“Taxpayers usually smell waste from a mile away,” said Aaron Wudrick, Federal Director of the Canadian Taxpayers Federation. “In this case, they could smell it from right inside the LRT station.”

According to the records, the money was put towards 25 air fresheners for Parliament Station, the closest stop to Parliament Hill, along the capital’s new, $2.1-billion light rail transit line.

The underground LRT station has smelled like human waste since opening.

“When you are on the train, you have to go through a tunnel that smells first like rotten eggs, and it hits you, the first second you get into the tunnel, and it wafts into the train even before the door is open, and you just kind of want to die, and then the next station smells like poop,” said Sarah Wright-Gilbert, a member of Ottawa’s transit commission and regular rider through the tunnel connecting the three downtown stations. 

“So now you’ve got rotten eggs and poop. I’m just saying, that’s not the optimum rider experience.”

A nearby sewer line was punctured during construction, and only fixed in December following complaints.

The city at first refused to admit where the reek of human waste was coming from for months, despite workers spotting the rupture during an inspection on Aug. 9, 2019. There also have been smell issues at Rideau Station, just down the line from Parliament Station.

Ottawa’s light rail transit projects have been plagued by long delays and budget over runs, with a revolving set of excuses from both OC Transpo, the city’s transit authority, and Rideau Transit Maintenance, the maintenance division of Rideau Transit Group, who designed and built the train line.

Senior OC Transpo executives gave the green light for RTM to spend $600 on the air fresheners in October.

After installation in late February, the flowery-scented devices had to be trashed in a few days because of the city’s own rules to protect people with scent sensitivities.

Wright-Gilbert is most concerned about what the chain of events says about the way the system is being run.

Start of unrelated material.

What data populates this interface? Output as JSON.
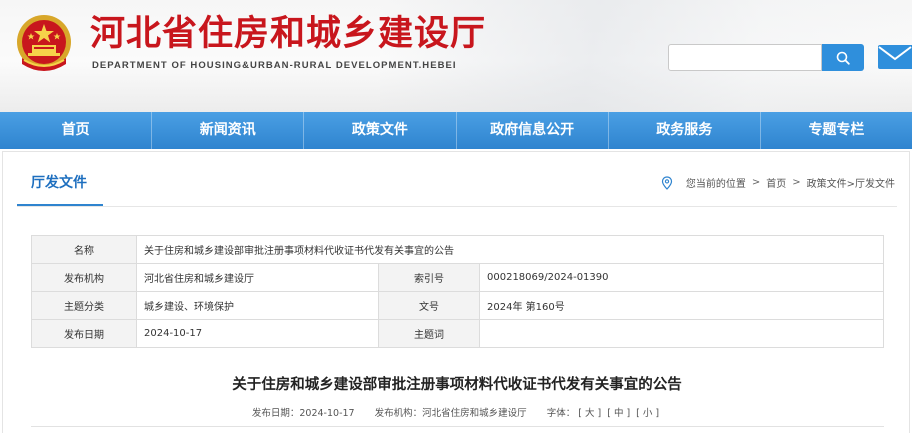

While the air freshener issue is less problematic than trains breaking down in the middle of the winter, she believes it is an example of incompetence from both the city of Ottawa and RTM.

She was also concerned about the city’s apparent sign-off on the installation at Parliament Station, despite a complaint in late January about scented air fresheners at Tunney’s Pasture, an outdoor station at the west end of the line.

At the time, the city had realized the equipment was against their own scents in the workplace rules and had it removed.

“No one thinks, ’oh hey, wait a minute, didn’t we sign off on some for the tunnel? Should we take those down?’ Like nobody thought of that? That concerns me,” said Wright-Gilbert.

“Sure, this is a small thing. But if this kind of ineffectiveness, when it comes to decision making, is so scattered, haphazard, and with no foresight or oversight is done on something this small, what the hell is happening with the rest of the line?”

According to Troy Charter, director of transit operations for the city, staff have directed Rideau Transit Maintenance to “investigate, identify, and remediate” the source of the smells in both Rideau and Parliament stations.

While Charter said RTM has investigated “multiple root causes,” the work is continuing.

Charter also said the air fresheners were meant to be a temporary fix while the work on root causes of the stench continued.

“Upon receiving customer feedback regarding sensitivities to the air deodorizers, the city of Ottawa immediately requested that RTM remove all scented deodorizers on Line 1, as their temporary mitigation effort was not consistent with the city’s accessible purchasing policy, commitment to the provision of accessible customer service, or Scented Products in the Workplace guidelines,” read Charter’s statement.

Meanwhile, Wright-Gilbert is concerned about taxpayers.

“The amount of taxpayer money that was put into this, keeping in mind that if you live in Ottawa you’ve paid for this train three times over, you’ve paid for it in your municipal taxes, you’ve paid for it in your provincial taxes, and you’ve paid for it in your federal taxes,” said Wright-Gilbert.

“The same point could be made for everyone across the country, their federal tax money went into this. Across this country, tax dollars have been put into (this) system.”